When you think about the US economy today and you think about the US consumer, they're in the best shape that probably they've ever been.
SEANA SMITH: That's a bit of good news. That was positive-- the most positive thing we've heard since we started the show. Frank, when you, I guess, taking that into account and comparing that then to what we've seen play out in the market, because I would argue Wall Street is viewing this very differently, when you take a look at the consumer today, what is the reason then to remain positive in the face that inflation, albeit improving, still remains extremely high on a historical basis?
FRANK SORRENTINO: So look, you know, again, let's move away from what maybe the Fed is actually saying and let's look at the facts on the ground. Here at ConnectOne Bank, our clients are telling us and we're seeing by working with our clients and looking at them that they probably have the best balance sheets that they've ever had, both consumer and business wise. There's more liquidity on their balance sheets than probably they've ever had. They have more equity in their accounts, whether it's in the markets or whatever in their businesses, the values of their business.
We still have a labor shortage. It is difficult to hire. All businesses today are reporting a difficulty. And this is one of the big challenges that the Fed's going to have is in order to really break the back of inflation, they may have to do some damage to the employment numbers. And that's a very, very sensitive area. But all of our clients are reporting difficulty and hiring high-quality people to fill jobs.
People have higher wages today than they've had in the past. We're seeing that in all of the due diligence we do on our clients. And so when you-- and we just heard, you know, retail sales are up. People are out shopping. They're out in restaurants. They're going out and doing things. So yes, inflation is headed down, and it will continue to head down. It is what my belief is. Oil is now back to pre-pandemic levels.
I believe that we will see inflation come down a bit. And yes, the market has reacted. But let's see what happens tomorrow or the next day or whatever. The market has a habit of jumping ahead of the news very quickly and then changing its mind. But when you talk to the clients on the ground, you talk to people who are running their businesses, things are still pretty good.
DAVE BRIGGS: A bit. Interesting to say inflation will come down a bit. It doesn't sound like 2%, the target. What are you telling clients given the uncertainty of the environment at '23?

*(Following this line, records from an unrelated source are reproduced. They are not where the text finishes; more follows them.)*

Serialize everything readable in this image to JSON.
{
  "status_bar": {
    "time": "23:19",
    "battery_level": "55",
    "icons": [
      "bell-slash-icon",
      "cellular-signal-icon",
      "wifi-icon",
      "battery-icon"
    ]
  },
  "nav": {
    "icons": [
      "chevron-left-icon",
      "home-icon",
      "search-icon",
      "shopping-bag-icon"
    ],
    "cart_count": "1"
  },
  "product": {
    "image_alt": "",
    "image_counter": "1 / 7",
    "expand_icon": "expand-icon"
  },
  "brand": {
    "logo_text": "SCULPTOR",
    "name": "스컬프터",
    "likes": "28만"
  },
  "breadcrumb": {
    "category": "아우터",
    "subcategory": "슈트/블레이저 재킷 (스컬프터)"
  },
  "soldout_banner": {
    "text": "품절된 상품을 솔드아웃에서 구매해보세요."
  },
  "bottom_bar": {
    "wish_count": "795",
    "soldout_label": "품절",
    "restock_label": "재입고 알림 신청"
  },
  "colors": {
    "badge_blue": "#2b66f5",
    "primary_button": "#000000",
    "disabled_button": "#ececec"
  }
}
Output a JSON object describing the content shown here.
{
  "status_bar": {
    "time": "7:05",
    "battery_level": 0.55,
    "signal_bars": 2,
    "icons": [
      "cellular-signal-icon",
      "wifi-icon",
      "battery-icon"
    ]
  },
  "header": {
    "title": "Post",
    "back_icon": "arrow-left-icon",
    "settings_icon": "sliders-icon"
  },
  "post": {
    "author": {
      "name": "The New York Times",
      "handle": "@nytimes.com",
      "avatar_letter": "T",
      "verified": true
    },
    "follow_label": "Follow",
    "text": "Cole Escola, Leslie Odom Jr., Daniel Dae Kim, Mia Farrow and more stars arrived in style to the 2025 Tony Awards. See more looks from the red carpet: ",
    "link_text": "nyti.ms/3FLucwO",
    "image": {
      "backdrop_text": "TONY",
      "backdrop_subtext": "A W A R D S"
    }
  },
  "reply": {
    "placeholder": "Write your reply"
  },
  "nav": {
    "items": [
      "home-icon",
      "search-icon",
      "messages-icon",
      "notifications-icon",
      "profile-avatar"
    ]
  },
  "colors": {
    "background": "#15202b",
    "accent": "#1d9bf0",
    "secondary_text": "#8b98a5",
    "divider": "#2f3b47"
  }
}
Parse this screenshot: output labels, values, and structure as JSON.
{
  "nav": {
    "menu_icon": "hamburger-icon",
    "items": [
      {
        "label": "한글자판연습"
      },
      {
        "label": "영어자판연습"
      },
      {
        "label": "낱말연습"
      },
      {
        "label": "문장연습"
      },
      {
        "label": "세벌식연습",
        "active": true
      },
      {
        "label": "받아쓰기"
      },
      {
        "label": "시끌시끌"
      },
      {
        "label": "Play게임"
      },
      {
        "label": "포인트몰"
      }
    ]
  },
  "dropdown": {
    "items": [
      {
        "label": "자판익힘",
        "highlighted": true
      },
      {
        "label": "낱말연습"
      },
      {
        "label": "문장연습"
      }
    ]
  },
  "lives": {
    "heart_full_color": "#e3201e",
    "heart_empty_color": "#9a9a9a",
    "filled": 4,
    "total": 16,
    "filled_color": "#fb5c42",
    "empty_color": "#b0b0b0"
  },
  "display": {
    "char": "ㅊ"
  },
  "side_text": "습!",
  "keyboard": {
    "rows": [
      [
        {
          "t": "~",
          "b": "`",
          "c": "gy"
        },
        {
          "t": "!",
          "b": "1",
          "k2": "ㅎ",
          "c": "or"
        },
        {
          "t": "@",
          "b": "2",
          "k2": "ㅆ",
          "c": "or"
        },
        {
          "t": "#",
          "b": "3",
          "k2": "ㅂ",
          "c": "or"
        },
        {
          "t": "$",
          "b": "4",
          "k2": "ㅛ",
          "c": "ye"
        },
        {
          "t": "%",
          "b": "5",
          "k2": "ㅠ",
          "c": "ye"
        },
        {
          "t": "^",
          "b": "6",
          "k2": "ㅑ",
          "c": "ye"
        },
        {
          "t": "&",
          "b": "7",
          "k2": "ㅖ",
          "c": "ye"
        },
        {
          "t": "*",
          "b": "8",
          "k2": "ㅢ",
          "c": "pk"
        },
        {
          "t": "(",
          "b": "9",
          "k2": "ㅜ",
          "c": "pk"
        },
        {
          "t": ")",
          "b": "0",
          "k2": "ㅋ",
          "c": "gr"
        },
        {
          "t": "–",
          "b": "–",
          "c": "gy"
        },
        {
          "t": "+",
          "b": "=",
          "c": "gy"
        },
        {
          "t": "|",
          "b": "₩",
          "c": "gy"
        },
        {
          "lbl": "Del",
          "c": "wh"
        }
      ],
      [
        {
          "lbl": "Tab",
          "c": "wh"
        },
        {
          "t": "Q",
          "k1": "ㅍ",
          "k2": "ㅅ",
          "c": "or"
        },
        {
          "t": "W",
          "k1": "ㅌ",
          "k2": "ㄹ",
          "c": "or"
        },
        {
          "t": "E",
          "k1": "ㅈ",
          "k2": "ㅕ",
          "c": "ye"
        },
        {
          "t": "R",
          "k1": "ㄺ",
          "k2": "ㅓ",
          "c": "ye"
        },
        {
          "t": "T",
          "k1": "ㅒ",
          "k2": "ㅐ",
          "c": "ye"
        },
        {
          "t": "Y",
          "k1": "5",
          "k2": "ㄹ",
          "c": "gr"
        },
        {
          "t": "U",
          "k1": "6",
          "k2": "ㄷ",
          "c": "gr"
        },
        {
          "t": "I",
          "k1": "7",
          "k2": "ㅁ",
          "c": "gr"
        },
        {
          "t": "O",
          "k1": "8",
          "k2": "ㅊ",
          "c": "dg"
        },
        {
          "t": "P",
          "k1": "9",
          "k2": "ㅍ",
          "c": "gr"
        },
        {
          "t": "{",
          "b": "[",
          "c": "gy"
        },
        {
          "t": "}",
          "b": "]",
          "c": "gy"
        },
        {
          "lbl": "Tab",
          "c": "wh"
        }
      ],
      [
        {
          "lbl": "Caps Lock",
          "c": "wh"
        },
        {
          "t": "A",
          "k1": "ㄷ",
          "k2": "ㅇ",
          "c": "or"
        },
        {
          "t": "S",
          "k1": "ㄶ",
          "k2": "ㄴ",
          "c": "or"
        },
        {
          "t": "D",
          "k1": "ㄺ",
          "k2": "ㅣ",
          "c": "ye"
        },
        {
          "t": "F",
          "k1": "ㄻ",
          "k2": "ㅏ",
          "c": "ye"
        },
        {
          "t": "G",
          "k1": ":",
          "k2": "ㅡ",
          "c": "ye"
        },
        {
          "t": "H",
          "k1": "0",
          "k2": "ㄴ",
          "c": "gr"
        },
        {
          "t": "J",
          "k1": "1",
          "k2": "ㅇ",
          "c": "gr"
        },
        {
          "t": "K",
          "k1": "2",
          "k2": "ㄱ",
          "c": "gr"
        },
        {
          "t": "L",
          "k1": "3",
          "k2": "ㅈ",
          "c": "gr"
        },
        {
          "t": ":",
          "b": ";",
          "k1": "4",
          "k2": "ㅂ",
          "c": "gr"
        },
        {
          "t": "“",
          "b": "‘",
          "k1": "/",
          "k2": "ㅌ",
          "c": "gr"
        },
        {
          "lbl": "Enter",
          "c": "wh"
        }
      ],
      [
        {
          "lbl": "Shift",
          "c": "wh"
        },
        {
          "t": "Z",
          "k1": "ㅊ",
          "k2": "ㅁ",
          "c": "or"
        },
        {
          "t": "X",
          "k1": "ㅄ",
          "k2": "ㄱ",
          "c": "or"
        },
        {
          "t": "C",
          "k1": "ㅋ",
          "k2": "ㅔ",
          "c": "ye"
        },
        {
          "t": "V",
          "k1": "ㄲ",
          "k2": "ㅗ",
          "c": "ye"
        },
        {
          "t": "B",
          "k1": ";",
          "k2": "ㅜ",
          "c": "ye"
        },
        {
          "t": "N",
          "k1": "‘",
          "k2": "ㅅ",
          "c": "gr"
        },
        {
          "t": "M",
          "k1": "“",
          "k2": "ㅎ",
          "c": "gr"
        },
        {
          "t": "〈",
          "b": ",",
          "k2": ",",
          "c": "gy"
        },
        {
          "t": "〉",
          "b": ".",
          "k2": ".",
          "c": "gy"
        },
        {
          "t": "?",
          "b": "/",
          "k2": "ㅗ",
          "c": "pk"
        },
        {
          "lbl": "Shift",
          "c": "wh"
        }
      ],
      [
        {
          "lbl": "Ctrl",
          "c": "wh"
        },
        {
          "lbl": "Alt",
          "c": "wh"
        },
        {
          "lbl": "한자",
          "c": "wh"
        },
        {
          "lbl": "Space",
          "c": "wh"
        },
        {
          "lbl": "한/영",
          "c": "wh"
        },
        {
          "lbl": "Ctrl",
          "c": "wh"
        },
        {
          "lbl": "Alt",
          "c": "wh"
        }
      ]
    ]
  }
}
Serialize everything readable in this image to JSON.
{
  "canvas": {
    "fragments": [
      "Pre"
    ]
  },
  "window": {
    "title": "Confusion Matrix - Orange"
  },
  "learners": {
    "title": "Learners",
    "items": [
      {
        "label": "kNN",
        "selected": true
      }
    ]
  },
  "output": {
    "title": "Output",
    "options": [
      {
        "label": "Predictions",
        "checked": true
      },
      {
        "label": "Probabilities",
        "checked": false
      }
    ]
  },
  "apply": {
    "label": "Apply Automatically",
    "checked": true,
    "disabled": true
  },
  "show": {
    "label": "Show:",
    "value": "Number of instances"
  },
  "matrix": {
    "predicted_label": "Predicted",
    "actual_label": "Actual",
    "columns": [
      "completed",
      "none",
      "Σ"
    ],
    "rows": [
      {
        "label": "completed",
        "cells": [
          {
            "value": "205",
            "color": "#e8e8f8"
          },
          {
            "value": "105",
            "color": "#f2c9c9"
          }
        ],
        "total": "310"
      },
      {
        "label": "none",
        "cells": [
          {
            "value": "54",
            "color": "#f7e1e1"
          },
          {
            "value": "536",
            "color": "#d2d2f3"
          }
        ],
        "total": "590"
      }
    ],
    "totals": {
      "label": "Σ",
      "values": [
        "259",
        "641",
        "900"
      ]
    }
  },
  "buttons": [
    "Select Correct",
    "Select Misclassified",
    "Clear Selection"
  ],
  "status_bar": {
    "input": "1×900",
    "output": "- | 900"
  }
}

FRANK SORRENTINO: Yeah. With all that's going on around the globe and here in this country and what we've just gone through relative to the COVID pandemic, I find it hard to believe that we're going to get back to a less than 2% inflation world. And I do believe that the Fed will be happy if we get sub 4%. And if we get into that, let's call a 2% to 4% range.
I think that last-- you know, it's sort of like losing weight, you know, the first chunk is easy. And then as you go along, it gets harder and harder. I think that last little bit to get closer to 2% is going to be very, very difficult to do with some of the transformative things that are going on in this environment. That being said, if we got closer to 3, I think everybody would be very happy.
SEANA SMITH: I think people would be very happy if we get closer to 3, considering where it is today. Frank Sorrentino, always great to have you, ConnectOne Bank's CEO. Thanks so much for joining us.